The four accomplices of slain sandalwood smuggler Veerappan were scheduled to hang on Sunday after Indian President Pranab Mukherjee rejected their mercy plea, according to the convicts' lawyer, who spoke to AFP on condition of anonymity.
But a senior prison official where the four convicts were being held said no immediate preparations were underway for their hanging.
"I have filed a request for an urgent hearing later today (Saturday) at the Supreme Court, asking for a stay on their execution," the lawyer for the convicts said.
"We are asking for their sentence to be commuted to life imprisonment because of the mental distress suffered by them while waiting eight years for a decision on their mercy plea," he added.
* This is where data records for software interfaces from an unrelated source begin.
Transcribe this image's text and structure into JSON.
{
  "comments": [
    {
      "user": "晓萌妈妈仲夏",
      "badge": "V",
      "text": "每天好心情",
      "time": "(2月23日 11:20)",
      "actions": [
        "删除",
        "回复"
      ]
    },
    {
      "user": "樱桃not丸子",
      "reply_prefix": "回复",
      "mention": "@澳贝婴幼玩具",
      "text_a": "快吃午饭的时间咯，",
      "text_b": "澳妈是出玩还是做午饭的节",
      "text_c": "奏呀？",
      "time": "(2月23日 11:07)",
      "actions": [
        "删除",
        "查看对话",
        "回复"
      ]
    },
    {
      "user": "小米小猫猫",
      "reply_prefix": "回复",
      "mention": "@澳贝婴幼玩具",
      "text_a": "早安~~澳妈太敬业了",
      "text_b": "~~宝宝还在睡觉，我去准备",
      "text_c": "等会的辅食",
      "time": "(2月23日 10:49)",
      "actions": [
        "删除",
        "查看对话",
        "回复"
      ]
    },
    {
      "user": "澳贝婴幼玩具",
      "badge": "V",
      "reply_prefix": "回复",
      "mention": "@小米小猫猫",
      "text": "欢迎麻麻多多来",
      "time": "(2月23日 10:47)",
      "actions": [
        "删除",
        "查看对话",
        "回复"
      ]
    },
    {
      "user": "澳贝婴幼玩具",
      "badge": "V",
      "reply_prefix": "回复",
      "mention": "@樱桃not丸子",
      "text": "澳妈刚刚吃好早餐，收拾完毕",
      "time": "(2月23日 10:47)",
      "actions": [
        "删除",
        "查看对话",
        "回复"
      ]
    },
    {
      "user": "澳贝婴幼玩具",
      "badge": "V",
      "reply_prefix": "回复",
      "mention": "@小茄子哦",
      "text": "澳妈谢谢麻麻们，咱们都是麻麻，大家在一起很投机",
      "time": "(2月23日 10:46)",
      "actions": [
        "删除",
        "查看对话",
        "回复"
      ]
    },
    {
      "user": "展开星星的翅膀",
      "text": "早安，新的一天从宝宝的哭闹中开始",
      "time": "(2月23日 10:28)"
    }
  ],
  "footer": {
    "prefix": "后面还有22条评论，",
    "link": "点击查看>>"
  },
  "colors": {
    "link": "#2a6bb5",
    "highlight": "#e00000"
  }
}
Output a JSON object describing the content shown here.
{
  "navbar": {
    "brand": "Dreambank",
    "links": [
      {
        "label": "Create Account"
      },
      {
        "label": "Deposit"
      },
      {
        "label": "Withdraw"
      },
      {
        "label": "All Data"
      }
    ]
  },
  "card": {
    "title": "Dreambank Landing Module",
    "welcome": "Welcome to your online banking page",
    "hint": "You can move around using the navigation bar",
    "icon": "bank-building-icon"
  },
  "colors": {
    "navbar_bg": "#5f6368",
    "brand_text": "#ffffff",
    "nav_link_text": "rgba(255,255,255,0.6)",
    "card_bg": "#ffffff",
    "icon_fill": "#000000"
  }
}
"No preparations are going on for the execution of the four convicts tomorrow (Sunday). We are awaiting instructions from higher authorities," said a senior official at Belgaum jail, where the four men are being held.
The official spoke on condition of anonymity.
Local media reports said that jail authorities would need at least a day to prepare for the executions.
The four men were sentenced to death in 2004 for their role in a landmine explosion in the southern state of Karnataka that killed 22 policemen and injured 11 others.
Veerappan, the leader of the gang, who was accused of more than 100 murders and abductions of high-profile politicians and actors, was shot dead in a police ambush in the jungle the same year after evading capture for 18 years.
Executions are only carried out for "the rarest of rare" cases in India.
But recently elected president Mukherjee has rejected a number of mercy pleas in the last few months, ending an eight-year-long informal reprieve.
Last weekend Afzal Guru, a Kashmiri separatist convicted of involvement in a deadly 2001 attack on the Indian parliament, was executed in New Delhi, triggering angry protests in the disputed region of Indian-administered Kashmir.
The sole surviving gunman from the 2008 Mumbai attacks, Pakistani-born Mohammed Ajmal Kasab, was hanged on November 21 last year, in the first execution in the country since 2004.